"Hancock's car was also checked. That car has a belly pan and he also has a diaper on the motor, and everything was contained inside both. Nothing was loose; nothing was low; he passed tech one-hundred percent.
"Jamie and them also opened up their computer, showed all of our technical team the data and their data matches the run. The numbers match the live feed and the finish-line camera, too. The runs stand up," he added.
Hancock said his car was outfitted with an engine diaper exactly as it appeared just last month in Georgia at Donald Long's Sweet 16 event, where Marcus Birt lowered the previous all-time nitrous doorslammer record to 3.608 seconds.
"The car is the exact same as it was at Sweet 16," Hancock said the morning after his record resetter. "Nothing on it has been changed as far as the way it's set up under there."
Regarding criticism of the facility in Bowling Green, KY, Crossnoe was adamant about its timing accuracy and integrity.
"I've bracket raced here for years. My dad and I used to come here when I was younger and even last year I came here and ran my car and I know the track is very legit and the timing system's legit," he stated.
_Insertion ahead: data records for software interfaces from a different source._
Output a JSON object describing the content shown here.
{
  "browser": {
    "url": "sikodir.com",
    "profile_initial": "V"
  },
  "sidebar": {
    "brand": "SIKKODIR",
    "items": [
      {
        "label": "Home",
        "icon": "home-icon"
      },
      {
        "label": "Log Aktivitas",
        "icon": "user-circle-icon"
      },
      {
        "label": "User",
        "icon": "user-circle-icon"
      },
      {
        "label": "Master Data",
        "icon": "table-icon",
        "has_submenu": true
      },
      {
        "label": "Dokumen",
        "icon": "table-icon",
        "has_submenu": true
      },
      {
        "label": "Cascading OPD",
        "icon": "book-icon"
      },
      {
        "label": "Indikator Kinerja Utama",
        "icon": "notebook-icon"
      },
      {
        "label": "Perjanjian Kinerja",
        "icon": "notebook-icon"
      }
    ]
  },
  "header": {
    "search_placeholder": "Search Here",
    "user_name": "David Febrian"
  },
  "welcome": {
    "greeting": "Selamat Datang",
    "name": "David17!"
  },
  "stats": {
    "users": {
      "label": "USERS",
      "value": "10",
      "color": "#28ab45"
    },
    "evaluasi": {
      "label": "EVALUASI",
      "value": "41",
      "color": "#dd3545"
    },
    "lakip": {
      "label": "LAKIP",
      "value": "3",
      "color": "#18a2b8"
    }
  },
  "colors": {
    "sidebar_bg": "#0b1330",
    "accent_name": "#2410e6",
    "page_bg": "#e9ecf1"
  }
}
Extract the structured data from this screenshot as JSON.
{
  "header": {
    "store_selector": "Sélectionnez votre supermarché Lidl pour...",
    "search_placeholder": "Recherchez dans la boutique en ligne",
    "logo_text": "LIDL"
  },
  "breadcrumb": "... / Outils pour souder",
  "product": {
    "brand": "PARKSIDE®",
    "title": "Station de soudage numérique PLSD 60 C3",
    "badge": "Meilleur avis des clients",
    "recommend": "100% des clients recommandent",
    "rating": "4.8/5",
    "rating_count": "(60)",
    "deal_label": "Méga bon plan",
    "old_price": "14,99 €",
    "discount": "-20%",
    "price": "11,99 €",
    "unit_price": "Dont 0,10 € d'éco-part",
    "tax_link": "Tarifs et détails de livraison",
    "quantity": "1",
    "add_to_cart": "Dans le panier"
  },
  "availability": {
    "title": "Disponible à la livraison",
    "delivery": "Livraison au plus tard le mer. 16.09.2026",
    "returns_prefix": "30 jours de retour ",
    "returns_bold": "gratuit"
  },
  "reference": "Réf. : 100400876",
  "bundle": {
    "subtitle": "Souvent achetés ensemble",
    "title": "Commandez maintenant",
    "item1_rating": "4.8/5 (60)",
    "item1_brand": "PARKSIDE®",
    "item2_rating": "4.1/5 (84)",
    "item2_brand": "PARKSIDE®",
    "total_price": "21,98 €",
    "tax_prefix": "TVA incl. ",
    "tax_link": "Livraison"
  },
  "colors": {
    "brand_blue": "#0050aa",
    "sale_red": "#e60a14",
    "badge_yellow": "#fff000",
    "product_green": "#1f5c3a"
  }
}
Hancock understands his reaction times (approx. .120s at OSCR) have come under fire, too, as some suggest he's too good as a drag racer to be that "slow" on the tree.
"It's true that my reaction times were slow, but if you look back in qualifying you'll see that I usually have slow reaction times. At Sweet 16 you'd see I was slow in qualifying, too, but when I have to race someone I approach it differently.
"We'll see at the next race for sure. We're going to Huntsville in two weeks, but of course they'll probably say the same thing about us being there. I guess we're just looking for tracks with long rollouts so we can look like we can run fast," he added with a laugh.
Crossnoe confirmed he also checked Hancock's reaction times over the entire OSCR weekend and found they were consistent and well within reasonable expectations.
"I pulled his test runs, pulled all his qualifying runs, and all of his reaction times were within two hundredths this weekend. Jamie's an excellent driver and if he wanted to go up and push the tree that's what he'd do. But he was doing what any good driver in his situation would do," Crossnoe explained.
"If he's gonna' run a number, he's going to put that thing in as shallow as he can and get as much of a run at that scoreboard as possible. That's what he did and that's why he's running big numbers."
Despite suffering the slings and arrows of Internet criticism, Hancock said he understands the skepticism, understands the desire to hold him accountable, whether deservedly or not.
"I get it. I mean, an .89 60-foot is really fast. But we also went .91 at Sweet 16 in the heat of the day and the air was better on this pass, the track was better, the motor was better, everything was just better, so I don't think an .89 is impossible. I mean, it's hard to say anything is 100 percent, but I feel confident in what we did here."
Crossnoe was more definitive.
"There is no question the runs are legit," he concluded. "No question."